As any particular year ends, everyone always prognosticates about the year to come. I’m no different in this regard, so here are a few predictions for 2013.
The passing of thedeadline will bring interesting challenges. It is certain that there will be thousands of users who will not have met the deadline nor filed extension waivers. What will happen to these folks?
First, thewill be interference-complaint driven. Thus, if co-channel or adjacent channel licensees complain about another’s wideband operation, the offending licensee will have to go through what is sure to be a laborious, long and expensive process to demonstrate why the licensee should not be fined and/or have to shut down operations.
How likely will this scenario be? The likelihood is very high. Narrowbanded licensees have numerous incentives to “rat out their friends” (as one FCC official said to me many moons ago). The primary incentive is to reduce congestion on very crowded shared channels. An auxiliary incentive is the possibility that the narrowbanded licensee may then remain the only licensee on the channel, and therefore have the ability to obtain exclusive use of the channel through the use of trunking equipment.
But narrowbanding litigation will not be the only 2013 activity. ThePublic-Safety Advisory Committee will be formed and work will begin in earnest. While actual operations will not occur for quite some time, the formation of plans will begin.
In addition, several land-mobile-radio rulemaking issues will be active in the first part of the year. These items include: (1) the release of the rest of the 800 MHz channels that were returned by Sprint Nextel, in non-border areas; (2) the lifting of the 800 MHz licensing freeze in more areas; (2) reconsideration of the 700 MHz narrowbanding deadline; (3) use of the 4.9 GHz band; (4) the lifting of the 900 MHz Business/Industrial band freeze; (5) action on a proposal to create dedicated VHF vehicular repeater channels; and (6) further action in the E-911 proceeding.
Another item that I unfortunately expect to hear more about in 2013 is post-interference. Based upon what we’ve heard and worked on so far, there have been several causes of this interference, the details of which we will explore in future articles and at . These causes (to varying degrees) include: (1) Sprint Nextel continuing (or restarting) operations on frequencies that were swapped with public-safety users; and (2) IM products overloading the front end of public-safety radios— either by Sprint Nextel alone, the cellular A Block licensee alone, or the combination of Sprint Nextel and the cellular A Block licensee.
Yes, rebanding was supposed to eliminate front-end overloading, but the changes in broadband technologies since rebanding was first conceived apparently are creating new problems, particularly where that broadband operation is at higher power. Thus, Sprint Nextel’s conversion to broadband on its 862 MHz spectrum should be closely watched for potential interference.
As a result of all of these activities, 2013 promises to be a busy year for the LMR industry.
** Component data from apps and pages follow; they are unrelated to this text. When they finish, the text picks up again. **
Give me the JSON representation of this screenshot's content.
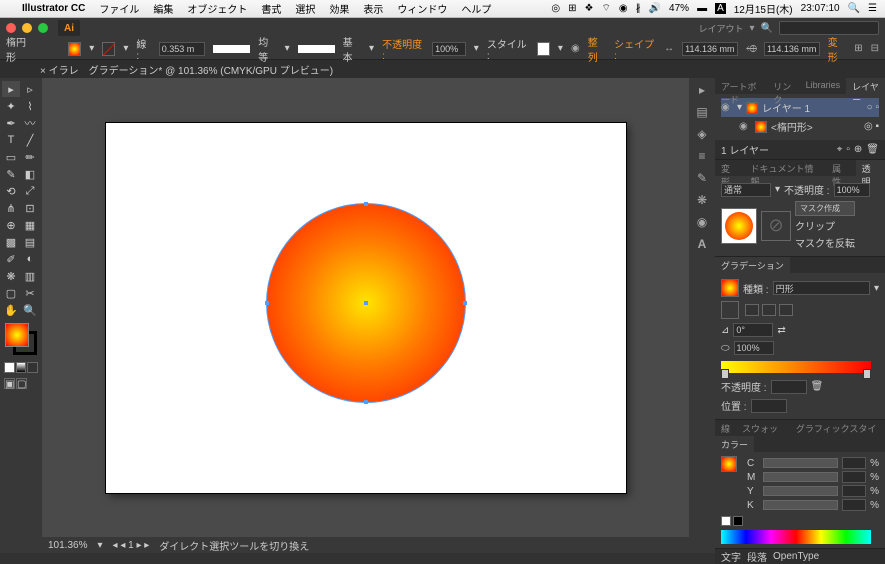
{
  "menubar": {
    "app": "Illustrator CC",
    "items": [
      "ファイル",
      "編集",
      "オブジェクト",
      "書式",
      "選択",
      "効果",
      "表示",
      "ウィンドウ",
      "ヘルプ"
    ],
    "battery": "47%",
    "date": "12月15日(木)",
    "time": "23:07:10"
  },
  "titlebar": {
    "ai": "Ai",
    "layout": "レイアウト"
  },
  "optbar": {
    "shape": "楕円形",
    "stroke_lbl": "線 :",
    "stroke_w": "0.353 m",
    "uniform": "均等",
    "basic": "基本",
    "opacity_lbl": "不透明度 :",
    "opacity_val": "100%",
    "style_lbl": "スタイル :",
    "align": "整列",
    "shape_btn": "シェイプ :",
    "w": "114.136 mm",
    "h": "114.136 mm",
    "transform": "変形"
  },
  "tab": "× イラレ　グラデーション* @ 101.36% (CMYK/GPU プレビュー)",
  "statusbar": {
    "zoom": "101.36%",
    "tool": "ダイレクト選択ツールを切り換え"
  },
  "layers": {
    "tabs": [
      "アートボード",
      "リンク",
      "Libraries",
      "レイヤー"
    ],
    "layer1": "レイヤー 1",
    "obj": "<楕円形>",
    "footer": "1 レイヤー"
  },
  "transparency": {
    "tabs": [
      "変形",
      "ドキュメント情報",
      "属性",
      "透明"
    ],
    "mode": "通常",
    "op_lbl": "不透明度 :",
    "op_val": "100%",
    "mask": "マスク作成",
    "clip": "クリップ",
    "invert": "マスクを反転"
  },
  "gradient": {
    "title": "グラデーション",
    "type_lbl": "種類 :",
    "type_val": "円形",
    "angle": "0°",
    "ratio": "100%",
    "op_lbl": "不透明度 :",
    "pos_lbl": "位置 :"
  },
  "swatch_tabs": [
    "線",
    "スウォッチ",
    "グラフィックスタイル"
  ],
  "color": {
    "title": "カラー",
    "c": "C",
    "m": "M",
    "y": "Y",
    "k": "K",
    "pct": "%"
  },
  "footer": {
    "char": "文字",
    "para": "段落",
    "ot": "OpenType"
  },
  "chart_data": {
    "type": "radial-gradient",
    "shape": "ellipse",
    "width_mm": 114.136,
    "height_mm": 114.136,
    "stops": [
      {
        "position": 0,
        "color": "#ffe400"
      },
      {
        "position": 100,
        "color": "#e92000"
      }
    ]
  }
}
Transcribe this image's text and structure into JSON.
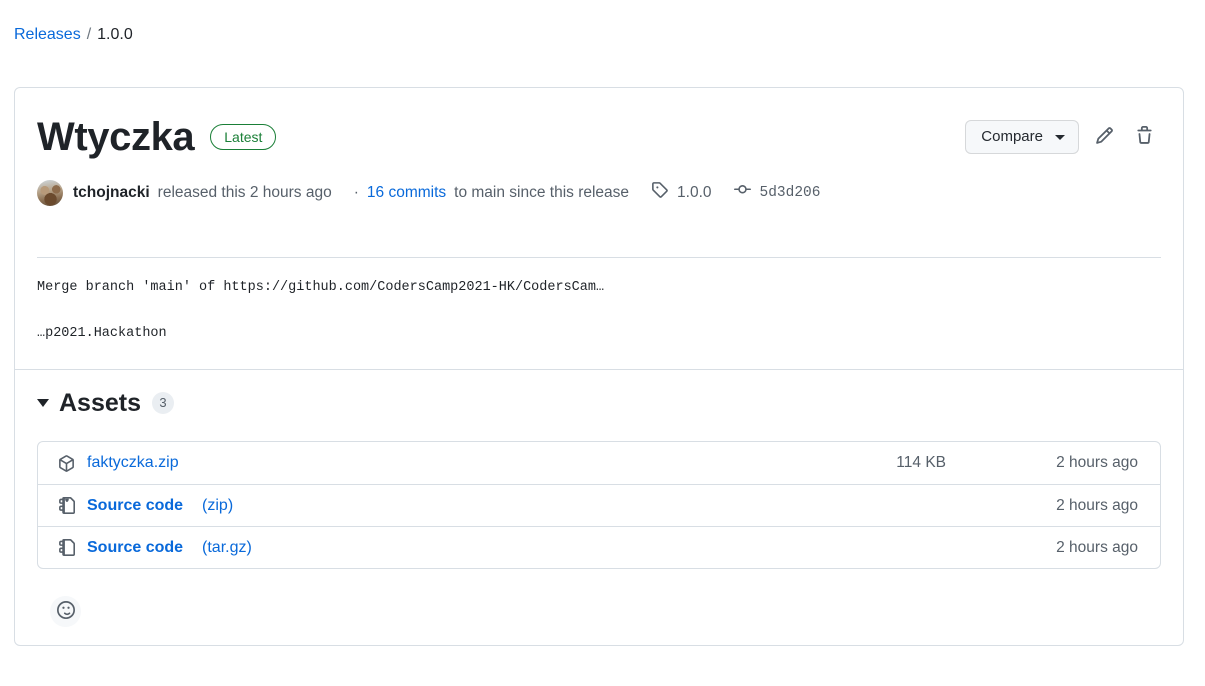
{
  "breadcrumb": {
    "releases_label": "Releases",
    "separator": "/",
    "current": "1.0.0"
  },
  "release": {
    "title": "Wtyczka",
    "latest_badge": "Latest",
    "actions": {
      "compare_label": "Compare",
      "edit_icon": "pencil-icon",
      "delete_icon": "trash-icon"
    },
    "meta": {
      "author": "tchojnacki",
      "released_text": "released this 2 hours ago",
      "dot": "·",
      "commits_link": "16 commits",
      "commits_suffix": "to main since this release",
      "tag_icon": "tag-icon",
      "tag_name": "1.0.0",
      "commit_icon": "commit-icon",
      "commit_sha": "5d3d206"
    },
    "body": {
      "line1": "Merge branch 'main' of https://github.com/CodersCamp2021-HK/CodersCam…",
      "line2": "…p2021.Hackathon"
    }
  },
  "assets": {
    "title": "Assets",
    "count": "3",
    "rows": [
      {
        "icon": "package-icon",
        "name": "faktyczka.zip",
        "suffix": "",
        "size": "114 KB",
        "date": "2 hours ago"
      },
      {
        "icon": "file-zip-icon",
        "name": "Source code",
        "suffix": "(zip)",
        "size": "",
        "date": "2 hours ago"
      },
      {
        "icon": "file-zip-icon",
        "name": "Source code",
        "suffix": "(tar.gz)",
        "size": "",
        "date": "2 hours ago"
      }
    ]
  },
  "reaction": {
    "icon": "smiley-icon"
  },
  "colors": {
    "link": "#0969da",
    "success": "#1a7f37",
    "border": "#d8dee4",
    "muted": "#57606a",
    "button_bg": "#f6f8fa"
  }
}
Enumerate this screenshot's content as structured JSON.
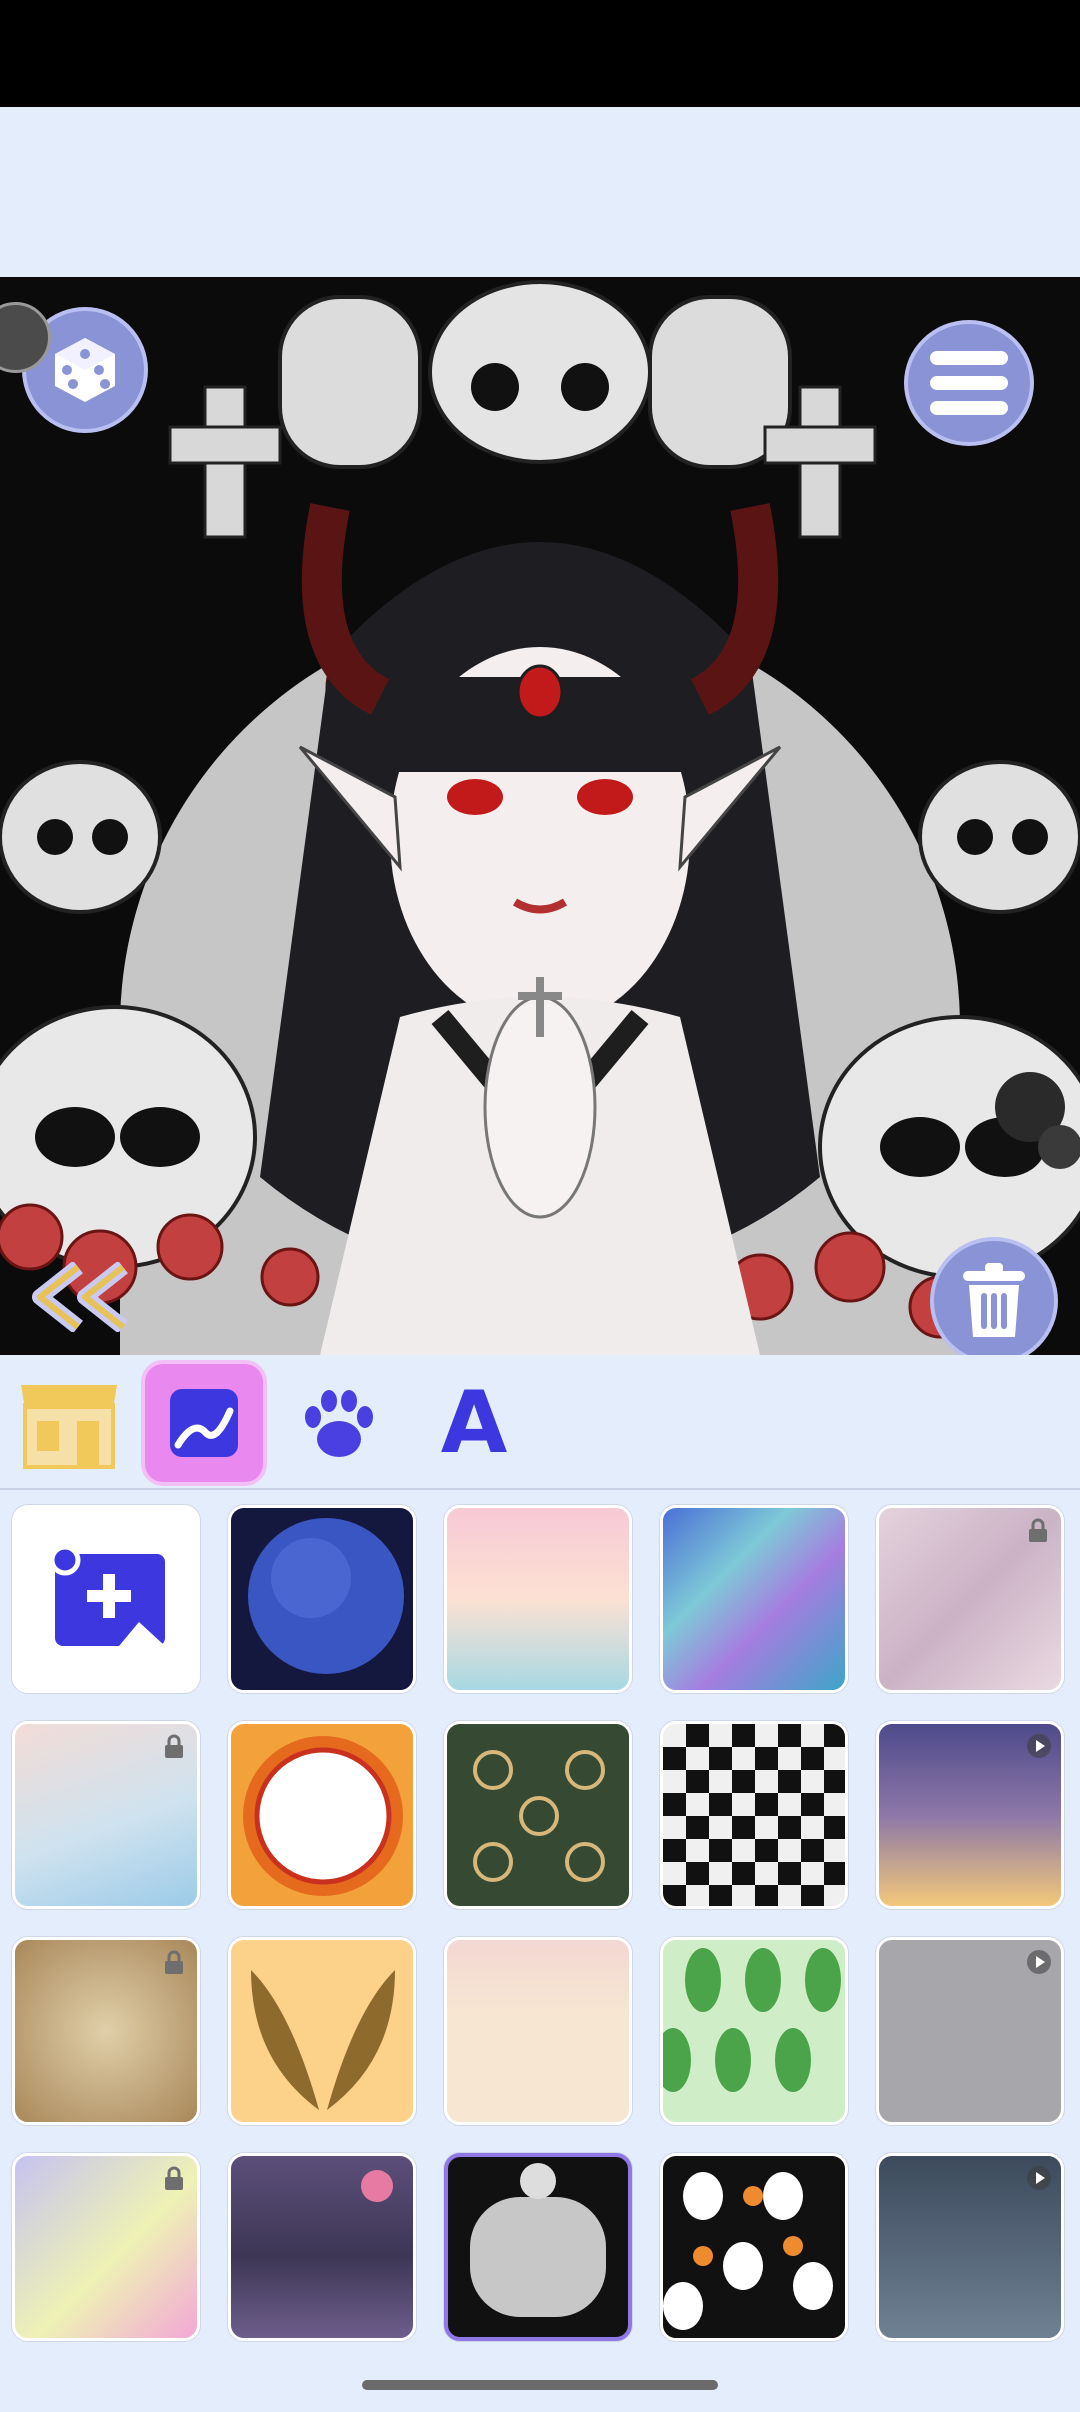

News of its impending death (due to the relatively sudden emergence of) has been greatly exaggerated.
What do you think? Tell us in the comment box below.
Alan Tilles is counsel to hundreds of entities in the wireless industry. He is a partner in the law firm of Shulman Rogers Gandal Pordy & Ecker and can be reached at email@example.com or on Twitter @landmobilelaw.